Look through the entries below for the string "upzila", and copy each line where it is found.

Data to use Start Marker

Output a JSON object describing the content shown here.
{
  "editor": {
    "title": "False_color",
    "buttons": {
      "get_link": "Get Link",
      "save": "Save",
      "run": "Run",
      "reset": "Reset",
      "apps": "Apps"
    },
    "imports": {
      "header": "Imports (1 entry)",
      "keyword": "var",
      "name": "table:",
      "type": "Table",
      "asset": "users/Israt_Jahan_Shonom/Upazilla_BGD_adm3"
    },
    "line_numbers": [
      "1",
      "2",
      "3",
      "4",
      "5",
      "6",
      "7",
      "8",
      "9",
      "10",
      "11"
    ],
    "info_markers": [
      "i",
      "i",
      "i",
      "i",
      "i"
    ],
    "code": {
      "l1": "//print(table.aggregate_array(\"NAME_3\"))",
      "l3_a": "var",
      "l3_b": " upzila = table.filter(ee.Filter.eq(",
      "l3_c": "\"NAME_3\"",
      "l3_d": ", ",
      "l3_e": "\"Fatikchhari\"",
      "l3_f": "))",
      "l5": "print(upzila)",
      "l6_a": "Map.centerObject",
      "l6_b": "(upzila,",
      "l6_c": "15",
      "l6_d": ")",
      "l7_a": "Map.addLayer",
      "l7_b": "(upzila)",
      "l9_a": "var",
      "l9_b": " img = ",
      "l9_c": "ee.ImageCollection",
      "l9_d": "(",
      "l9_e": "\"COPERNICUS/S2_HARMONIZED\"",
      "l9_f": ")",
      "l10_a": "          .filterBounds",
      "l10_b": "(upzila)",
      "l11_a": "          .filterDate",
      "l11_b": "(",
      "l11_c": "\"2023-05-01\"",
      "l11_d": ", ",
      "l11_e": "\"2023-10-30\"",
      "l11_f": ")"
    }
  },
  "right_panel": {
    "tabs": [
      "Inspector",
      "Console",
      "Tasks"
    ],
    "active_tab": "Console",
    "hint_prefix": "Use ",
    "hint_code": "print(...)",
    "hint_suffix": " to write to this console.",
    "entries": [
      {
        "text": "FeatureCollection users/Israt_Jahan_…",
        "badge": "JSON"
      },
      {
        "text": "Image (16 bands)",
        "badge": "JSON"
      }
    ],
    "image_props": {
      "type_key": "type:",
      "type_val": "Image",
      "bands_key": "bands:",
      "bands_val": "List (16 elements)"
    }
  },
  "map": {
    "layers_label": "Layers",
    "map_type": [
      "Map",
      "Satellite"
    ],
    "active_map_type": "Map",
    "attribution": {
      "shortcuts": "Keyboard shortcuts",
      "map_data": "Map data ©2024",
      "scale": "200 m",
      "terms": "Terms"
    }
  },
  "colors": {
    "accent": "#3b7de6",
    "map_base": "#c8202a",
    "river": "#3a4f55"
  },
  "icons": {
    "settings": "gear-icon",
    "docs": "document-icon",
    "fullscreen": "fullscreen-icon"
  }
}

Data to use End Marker
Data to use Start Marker

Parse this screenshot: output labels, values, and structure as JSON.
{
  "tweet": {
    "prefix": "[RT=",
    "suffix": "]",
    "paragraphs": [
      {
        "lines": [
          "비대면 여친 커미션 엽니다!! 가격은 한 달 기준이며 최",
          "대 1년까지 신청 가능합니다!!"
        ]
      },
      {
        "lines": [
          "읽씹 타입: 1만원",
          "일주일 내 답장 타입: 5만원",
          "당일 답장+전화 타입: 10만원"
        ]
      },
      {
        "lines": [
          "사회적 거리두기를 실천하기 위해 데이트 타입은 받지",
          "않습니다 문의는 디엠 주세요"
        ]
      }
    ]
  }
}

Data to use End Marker
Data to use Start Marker

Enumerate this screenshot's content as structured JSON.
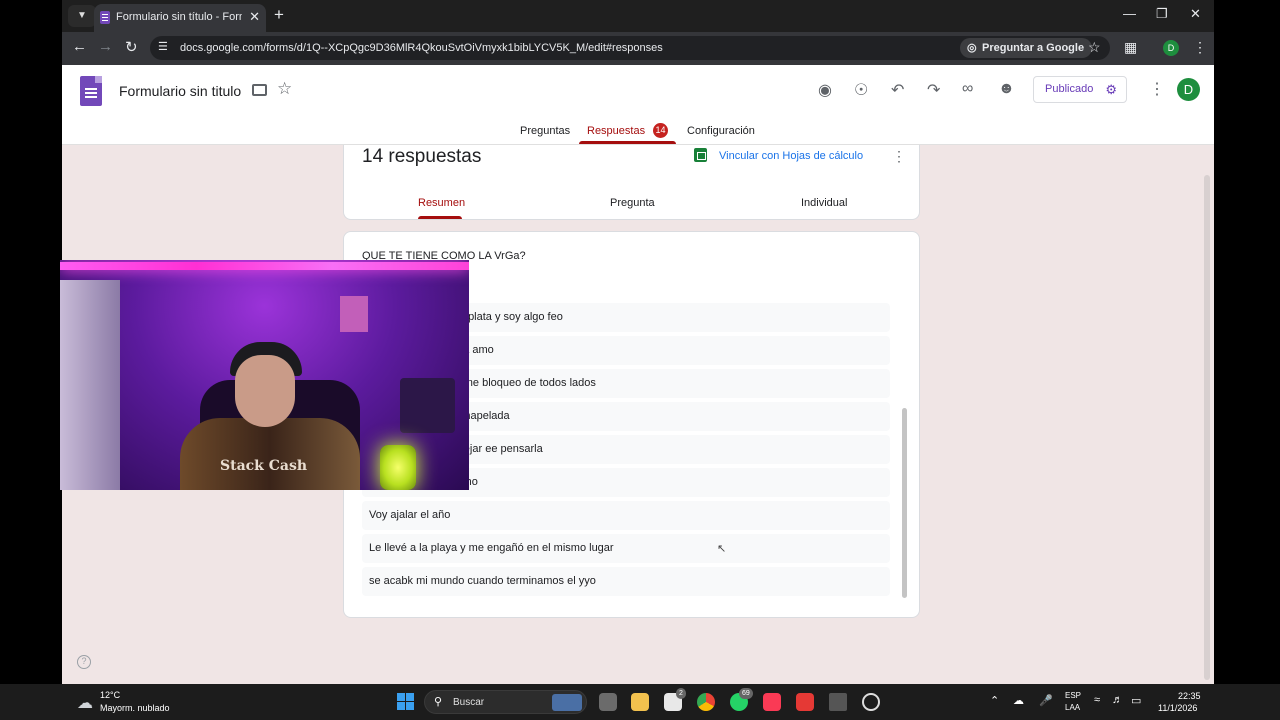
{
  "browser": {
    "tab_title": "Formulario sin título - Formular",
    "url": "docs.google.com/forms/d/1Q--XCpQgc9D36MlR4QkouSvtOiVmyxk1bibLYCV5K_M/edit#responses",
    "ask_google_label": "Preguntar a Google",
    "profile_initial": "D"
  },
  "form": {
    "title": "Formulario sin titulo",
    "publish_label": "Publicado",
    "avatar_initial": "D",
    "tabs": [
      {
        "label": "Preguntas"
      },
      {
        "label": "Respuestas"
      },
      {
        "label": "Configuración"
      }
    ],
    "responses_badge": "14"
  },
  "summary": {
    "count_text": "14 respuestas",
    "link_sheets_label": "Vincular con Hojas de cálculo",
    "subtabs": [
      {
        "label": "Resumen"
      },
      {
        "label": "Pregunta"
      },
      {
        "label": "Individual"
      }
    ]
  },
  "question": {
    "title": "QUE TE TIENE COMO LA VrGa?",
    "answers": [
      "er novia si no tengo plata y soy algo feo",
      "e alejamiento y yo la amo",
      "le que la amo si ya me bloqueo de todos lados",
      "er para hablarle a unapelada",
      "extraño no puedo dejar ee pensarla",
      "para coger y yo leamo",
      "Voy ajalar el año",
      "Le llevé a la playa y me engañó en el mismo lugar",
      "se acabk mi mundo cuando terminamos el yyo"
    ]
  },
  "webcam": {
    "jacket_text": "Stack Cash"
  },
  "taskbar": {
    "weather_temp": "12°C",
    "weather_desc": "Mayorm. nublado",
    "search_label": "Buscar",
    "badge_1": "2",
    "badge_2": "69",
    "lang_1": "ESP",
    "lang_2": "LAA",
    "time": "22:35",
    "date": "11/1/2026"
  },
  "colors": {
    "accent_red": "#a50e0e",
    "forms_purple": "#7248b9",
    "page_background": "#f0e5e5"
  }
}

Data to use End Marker

## [Response below]
      "l3_b": " upzila = table.filter(ee.Filter.eq(",
      "l5": "print(upzila)",
      "l6_b": "(upzila,",
      "l7_b": "(upzila)",
      "l10_b": "(upzila)",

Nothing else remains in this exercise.